Exercise requirements —
Work out how many lines below contain the word "Total". Only the number is wanted.

Records contained in a dataset —
>>>>>

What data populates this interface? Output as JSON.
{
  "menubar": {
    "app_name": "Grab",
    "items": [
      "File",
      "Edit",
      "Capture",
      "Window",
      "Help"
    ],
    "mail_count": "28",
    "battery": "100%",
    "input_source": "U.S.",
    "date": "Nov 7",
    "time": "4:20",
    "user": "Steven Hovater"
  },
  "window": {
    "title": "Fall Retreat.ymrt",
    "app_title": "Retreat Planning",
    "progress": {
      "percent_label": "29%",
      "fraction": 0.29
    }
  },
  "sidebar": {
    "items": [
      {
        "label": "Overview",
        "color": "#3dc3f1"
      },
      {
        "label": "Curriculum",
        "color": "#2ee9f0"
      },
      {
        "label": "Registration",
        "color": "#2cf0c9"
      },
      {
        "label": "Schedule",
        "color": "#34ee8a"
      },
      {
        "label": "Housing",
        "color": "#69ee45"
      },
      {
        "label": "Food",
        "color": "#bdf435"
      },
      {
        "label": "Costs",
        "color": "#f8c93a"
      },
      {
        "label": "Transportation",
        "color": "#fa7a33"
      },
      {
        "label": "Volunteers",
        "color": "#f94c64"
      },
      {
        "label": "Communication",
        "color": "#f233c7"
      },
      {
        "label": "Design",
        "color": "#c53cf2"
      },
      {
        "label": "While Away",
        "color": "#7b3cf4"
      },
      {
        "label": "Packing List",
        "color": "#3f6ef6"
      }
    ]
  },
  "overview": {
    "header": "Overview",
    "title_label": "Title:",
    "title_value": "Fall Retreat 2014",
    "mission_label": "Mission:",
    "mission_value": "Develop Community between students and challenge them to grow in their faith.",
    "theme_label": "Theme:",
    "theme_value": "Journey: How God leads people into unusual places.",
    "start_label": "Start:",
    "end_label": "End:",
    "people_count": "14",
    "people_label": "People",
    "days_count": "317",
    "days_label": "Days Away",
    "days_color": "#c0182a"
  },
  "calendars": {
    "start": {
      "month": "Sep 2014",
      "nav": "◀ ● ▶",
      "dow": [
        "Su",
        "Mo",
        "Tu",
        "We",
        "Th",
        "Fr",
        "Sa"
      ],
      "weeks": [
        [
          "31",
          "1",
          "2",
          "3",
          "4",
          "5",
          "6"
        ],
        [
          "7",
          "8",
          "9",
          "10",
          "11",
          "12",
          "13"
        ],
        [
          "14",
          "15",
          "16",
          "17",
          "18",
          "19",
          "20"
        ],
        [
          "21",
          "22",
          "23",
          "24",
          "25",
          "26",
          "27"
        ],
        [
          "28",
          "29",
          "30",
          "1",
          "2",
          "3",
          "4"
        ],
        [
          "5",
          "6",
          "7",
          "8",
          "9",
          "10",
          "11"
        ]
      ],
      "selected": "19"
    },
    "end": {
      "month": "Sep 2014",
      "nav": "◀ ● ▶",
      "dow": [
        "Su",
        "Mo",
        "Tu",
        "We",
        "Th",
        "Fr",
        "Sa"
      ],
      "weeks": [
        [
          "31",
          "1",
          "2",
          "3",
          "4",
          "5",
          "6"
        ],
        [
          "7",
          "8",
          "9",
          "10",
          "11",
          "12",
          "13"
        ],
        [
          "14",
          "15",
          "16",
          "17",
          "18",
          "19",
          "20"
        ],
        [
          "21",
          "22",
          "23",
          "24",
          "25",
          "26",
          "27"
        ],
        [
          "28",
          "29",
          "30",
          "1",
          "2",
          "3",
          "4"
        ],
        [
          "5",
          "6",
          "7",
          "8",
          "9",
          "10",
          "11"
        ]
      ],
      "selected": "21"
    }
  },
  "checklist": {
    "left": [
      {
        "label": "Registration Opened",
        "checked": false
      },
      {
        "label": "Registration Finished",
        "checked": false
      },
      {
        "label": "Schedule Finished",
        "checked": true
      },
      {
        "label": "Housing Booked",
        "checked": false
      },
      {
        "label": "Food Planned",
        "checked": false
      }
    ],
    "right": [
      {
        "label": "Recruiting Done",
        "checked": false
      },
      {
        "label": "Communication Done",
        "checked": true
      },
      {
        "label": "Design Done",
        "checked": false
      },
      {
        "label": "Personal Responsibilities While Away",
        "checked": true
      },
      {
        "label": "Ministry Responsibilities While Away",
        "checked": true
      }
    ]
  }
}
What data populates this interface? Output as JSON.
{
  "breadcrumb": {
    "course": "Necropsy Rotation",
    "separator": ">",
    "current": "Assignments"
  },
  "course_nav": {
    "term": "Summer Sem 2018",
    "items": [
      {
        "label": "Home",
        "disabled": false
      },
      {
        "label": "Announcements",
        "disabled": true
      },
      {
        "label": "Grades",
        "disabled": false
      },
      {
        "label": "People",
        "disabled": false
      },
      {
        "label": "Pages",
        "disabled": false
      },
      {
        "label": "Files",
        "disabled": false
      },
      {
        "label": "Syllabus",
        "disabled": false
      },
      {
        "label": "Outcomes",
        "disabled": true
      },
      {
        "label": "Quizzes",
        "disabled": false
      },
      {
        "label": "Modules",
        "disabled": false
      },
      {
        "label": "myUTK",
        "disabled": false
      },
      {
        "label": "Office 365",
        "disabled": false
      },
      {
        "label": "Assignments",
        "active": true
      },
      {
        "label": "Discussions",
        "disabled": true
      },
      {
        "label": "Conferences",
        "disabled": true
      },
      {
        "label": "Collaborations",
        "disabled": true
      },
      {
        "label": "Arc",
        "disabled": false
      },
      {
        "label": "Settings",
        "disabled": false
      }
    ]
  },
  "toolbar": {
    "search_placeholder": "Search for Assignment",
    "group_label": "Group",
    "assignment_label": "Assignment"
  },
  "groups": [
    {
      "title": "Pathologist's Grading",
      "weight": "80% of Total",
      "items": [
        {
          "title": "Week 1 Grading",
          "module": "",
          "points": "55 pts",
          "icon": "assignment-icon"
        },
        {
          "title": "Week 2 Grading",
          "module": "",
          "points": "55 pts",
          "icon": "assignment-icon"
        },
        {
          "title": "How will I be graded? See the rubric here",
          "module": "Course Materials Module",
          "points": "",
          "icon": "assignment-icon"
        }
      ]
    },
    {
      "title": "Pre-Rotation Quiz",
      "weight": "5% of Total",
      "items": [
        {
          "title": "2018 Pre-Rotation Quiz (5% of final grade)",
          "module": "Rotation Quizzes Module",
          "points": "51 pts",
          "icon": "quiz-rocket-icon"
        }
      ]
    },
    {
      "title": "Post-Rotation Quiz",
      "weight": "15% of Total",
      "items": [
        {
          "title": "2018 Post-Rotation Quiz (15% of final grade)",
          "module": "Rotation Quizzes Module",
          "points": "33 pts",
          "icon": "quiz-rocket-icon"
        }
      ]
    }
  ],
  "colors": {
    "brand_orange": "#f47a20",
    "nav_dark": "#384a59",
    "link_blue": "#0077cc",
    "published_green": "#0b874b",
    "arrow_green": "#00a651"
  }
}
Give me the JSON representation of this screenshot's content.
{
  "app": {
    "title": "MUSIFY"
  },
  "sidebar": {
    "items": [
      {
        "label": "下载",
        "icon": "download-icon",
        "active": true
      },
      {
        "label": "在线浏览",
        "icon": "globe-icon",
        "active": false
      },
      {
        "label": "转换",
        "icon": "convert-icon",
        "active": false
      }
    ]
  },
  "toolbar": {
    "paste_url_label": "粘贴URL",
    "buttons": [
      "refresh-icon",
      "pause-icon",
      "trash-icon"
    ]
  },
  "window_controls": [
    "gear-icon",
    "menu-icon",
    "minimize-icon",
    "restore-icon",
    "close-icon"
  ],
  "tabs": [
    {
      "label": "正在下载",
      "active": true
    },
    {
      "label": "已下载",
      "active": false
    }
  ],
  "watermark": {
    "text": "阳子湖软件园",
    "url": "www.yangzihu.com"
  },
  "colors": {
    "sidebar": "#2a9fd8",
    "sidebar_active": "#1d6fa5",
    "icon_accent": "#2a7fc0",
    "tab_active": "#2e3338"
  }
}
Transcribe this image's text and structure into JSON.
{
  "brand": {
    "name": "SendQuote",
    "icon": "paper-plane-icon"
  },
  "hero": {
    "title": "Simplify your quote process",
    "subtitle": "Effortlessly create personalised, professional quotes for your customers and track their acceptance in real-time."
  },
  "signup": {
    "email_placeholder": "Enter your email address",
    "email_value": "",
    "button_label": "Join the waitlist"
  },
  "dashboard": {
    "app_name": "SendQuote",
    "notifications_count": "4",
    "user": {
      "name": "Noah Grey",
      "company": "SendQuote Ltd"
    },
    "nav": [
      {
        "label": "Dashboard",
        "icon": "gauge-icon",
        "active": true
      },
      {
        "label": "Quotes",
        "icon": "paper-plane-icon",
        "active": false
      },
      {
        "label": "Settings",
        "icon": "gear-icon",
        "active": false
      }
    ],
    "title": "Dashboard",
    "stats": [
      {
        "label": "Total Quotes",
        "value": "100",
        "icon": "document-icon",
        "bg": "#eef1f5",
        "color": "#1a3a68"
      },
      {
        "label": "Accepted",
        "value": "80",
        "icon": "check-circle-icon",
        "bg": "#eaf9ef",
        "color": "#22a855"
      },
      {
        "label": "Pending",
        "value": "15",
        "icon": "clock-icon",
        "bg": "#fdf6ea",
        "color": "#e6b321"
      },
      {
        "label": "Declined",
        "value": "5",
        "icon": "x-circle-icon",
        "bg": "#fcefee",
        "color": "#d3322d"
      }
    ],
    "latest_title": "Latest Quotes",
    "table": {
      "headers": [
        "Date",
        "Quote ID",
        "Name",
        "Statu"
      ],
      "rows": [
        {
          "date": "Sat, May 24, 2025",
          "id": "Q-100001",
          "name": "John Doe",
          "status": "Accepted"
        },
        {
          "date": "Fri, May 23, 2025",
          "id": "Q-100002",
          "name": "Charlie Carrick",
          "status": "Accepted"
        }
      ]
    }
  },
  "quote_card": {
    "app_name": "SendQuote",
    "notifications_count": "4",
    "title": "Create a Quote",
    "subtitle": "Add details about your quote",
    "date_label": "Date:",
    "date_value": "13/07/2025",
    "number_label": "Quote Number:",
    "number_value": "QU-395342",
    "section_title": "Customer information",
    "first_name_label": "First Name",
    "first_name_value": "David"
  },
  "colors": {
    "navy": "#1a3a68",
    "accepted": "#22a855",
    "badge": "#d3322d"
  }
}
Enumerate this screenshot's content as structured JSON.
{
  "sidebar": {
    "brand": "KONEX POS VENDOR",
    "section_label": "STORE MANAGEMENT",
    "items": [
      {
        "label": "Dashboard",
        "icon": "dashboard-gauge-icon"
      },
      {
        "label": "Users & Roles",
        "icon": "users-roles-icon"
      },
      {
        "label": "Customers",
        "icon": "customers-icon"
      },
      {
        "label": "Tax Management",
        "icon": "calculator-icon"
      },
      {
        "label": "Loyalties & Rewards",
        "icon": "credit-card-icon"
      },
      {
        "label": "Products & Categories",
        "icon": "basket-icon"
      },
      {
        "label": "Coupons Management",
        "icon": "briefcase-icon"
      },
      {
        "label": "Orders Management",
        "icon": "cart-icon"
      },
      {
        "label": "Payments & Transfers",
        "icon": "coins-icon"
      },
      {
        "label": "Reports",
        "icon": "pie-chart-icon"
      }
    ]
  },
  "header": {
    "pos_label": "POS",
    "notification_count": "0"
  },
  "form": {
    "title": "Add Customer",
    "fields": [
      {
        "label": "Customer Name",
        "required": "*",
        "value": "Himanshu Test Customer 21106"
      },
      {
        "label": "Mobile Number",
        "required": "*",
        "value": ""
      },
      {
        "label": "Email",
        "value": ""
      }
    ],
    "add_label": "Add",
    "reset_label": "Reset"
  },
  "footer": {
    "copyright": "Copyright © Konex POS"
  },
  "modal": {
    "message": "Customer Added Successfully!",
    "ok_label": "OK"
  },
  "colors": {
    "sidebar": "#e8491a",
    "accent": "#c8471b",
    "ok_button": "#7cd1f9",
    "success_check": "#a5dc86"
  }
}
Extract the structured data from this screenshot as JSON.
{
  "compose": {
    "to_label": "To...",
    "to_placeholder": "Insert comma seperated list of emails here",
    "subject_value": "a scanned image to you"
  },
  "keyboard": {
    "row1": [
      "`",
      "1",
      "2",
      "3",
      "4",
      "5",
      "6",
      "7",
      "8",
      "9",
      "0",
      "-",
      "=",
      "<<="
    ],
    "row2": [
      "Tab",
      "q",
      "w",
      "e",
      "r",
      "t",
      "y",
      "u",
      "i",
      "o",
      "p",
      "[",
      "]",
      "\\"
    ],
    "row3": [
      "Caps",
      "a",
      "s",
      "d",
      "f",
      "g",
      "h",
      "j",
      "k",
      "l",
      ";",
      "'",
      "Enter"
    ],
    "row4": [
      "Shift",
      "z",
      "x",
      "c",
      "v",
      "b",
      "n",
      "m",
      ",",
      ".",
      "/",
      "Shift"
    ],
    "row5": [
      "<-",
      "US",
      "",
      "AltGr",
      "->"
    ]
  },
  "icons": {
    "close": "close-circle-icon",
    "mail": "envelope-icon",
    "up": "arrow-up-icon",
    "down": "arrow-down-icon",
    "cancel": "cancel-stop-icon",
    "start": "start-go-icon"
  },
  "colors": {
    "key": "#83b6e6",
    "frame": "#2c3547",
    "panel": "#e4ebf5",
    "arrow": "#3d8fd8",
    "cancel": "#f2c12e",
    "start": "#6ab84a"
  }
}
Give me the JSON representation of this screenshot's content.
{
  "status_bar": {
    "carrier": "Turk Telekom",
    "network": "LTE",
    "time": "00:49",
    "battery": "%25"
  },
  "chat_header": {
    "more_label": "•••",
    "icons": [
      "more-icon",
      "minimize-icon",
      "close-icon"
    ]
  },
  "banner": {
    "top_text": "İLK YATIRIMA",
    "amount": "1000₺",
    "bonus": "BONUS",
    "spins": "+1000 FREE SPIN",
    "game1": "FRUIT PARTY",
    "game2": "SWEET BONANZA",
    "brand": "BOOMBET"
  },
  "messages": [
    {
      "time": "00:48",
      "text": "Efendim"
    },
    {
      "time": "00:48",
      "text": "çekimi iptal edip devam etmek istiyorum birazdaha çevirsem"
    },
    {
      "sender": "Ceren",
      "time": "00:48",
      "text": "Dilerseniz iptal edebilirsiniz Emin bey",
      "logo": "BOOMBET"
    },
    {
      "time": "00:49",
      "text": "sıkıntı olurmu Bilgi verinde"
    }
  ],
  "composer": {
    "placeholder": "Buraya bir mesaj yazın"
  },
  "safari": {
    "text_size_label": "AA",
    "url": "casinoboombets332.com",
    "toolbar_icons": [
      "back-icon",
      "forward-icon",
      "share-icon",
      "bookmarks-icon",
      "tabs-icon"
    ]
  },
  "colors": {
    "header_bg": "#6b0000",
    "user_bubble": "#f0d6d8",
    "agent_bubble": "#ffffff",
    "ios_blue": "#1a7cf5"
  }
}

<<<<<

Written solution —
4